You do not have a constitutional right to misogyny in the workplace

As mentioned here in the past, most people have never read the U.S. Constitution, but that usually doesn’t stop them from claiming constitutional protections that don’t exist.

The latest example is the controversy because an engineer at Google, for some reason, thought his opinion on the biological differences between men and women was something the rest of the corporate behemoth should pay attention to.

He’s been fired and with good reason.

Unsurprisingly, the people who believe there are biological reasons why women are underrepresented in the tech industry are claiming Google violated the man’s First Amendment rights.

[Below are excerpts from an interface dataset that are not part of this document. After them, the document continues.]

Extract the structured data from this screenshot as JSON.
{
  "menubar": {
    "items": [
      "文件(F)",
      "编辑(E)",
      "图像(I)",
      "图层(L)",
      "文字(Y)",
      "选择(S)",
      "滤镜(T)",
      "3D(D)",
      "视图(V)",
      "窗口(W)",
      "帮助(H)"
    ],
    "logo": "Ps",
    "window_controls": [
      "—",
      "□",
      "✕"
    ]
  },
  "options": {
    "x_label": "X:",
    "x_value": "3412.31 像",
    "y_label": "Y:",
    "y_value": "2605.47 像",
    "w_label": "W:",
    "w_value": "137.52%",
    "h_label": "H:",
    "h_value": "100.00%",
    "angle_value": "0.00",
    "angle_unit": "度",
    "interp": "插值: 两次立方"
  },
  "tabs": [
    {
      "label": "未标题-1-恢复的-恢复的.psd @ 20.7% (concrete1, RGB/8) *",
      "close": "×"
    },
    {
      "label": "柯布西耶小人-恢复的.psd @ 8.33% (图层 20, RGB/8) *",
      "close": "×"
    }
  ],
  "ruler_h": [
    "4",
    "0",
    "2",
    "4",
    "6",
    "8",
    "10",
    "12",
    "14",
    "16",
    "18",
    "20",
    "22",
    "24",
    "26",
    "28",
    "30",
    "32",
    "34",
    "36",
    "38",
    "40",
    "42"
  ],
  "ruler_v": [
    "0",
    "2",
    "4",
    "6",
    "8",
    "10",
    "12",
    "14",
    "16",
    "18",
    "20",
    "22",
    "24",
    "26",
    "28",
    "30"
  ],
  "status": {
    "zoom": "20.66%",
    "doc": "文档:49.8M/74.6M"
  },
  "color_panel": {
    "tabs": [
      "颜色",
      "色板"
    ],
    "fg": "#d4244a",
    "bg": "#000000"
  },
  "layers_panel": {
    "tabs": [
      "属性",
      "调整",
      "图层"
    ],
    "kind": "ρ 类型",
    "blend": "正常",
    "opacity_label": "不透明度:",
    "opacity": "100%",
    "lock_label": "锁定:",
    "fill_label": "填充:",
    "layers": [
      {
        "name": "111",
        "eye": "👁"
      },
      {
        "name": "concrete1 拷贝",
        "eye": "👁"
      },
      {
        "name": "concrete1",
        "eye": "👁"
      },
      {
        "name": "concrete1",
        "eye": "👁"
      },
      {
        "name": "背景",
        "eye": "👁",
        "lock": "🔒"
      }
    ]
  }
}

It should go without saying that there’s no constitutional right in your private company to accommodate your misogyny, though it can hardly be surprising that James Damore believes he’s got one.

On Marketplace, Lee Rowland, a senior staff attorney for the American Civil Liberties Union’s Speech, Privacy, and Technology, again fights the good fight to explain it.

The First Amendment really only acts as a restraint on government. In fact, the first few words of the First Amendment are: Congress shall make no law restricting freedom of speech or of the press or religion.

So when you work for the private sector and your employer is not the government, the Constitution gives you zero protection in terms of keeping your job based on what you say.

So while it is possible that states and localities could pass laws protecting speech — and a very, very tiny number of cities and localities have done so — 99.9 percent of the time, there is no legal barrier to a private employer firing an employee because of their speech at or outside of the workplace.

No doubt Damore will be the poster child for those who view the firing as another example of Google’s unwillingness to accommodate conservative views — a slap in the face to conservatives who don’t believe the word should be hijacked as a synonym for misogyny — but there’s an even better reason for his firing, former Google senior engineer Yonatan Zunger writes: He’s not a very good engineer.

Essentially, engineering is all about cooperation, collaboration, and empathy for both your colleagues and your customers. If someone told you that engineering was a field where you could get away with not dealing with people or feelings, then I’m very sorry to tell you that you have been lied to.

Solitary work is something that only happens at the most junior levels, and even then it’s only possible because someone senior to you — most likely your manager — has been putting in long hours to build up the social structures in your group that let you focus on code.

All of these traits which the manifesto described as “female” are the core traits which make someone successful at engineering. Anyone can learn how to write code; hell, by the time someone reaches L7 or so, it’s expected that they have an essentially complete mastery of technique.

The truly hard parts about this job are knowing which code to write, building the clear plan of what has to be done in order to achieve which goal, and building the consensus required to make that happen.

All of which is why the conclusions of this manifesto are precisely backwards. It’s true that women are socialized to be better at paying attention to people’s emotional needs and so on — this is something that makes them better engineers, not worse ones.

It’s a skillset that I did not start out with, and have had to learn through years upon years of grueling work. (And I should add that I’m very much an introvert; if you had asked me twenty years ago if I were suited to dealing with complex interpersonal issues day-to-day, I would have looked at you like you were mad.) But I learned it because it’s the heart of the job, and because it turns out that this is where the most extraordinary challenges and worthwhile results happen.

Today might not be a bad day to brush up on that employee handbook.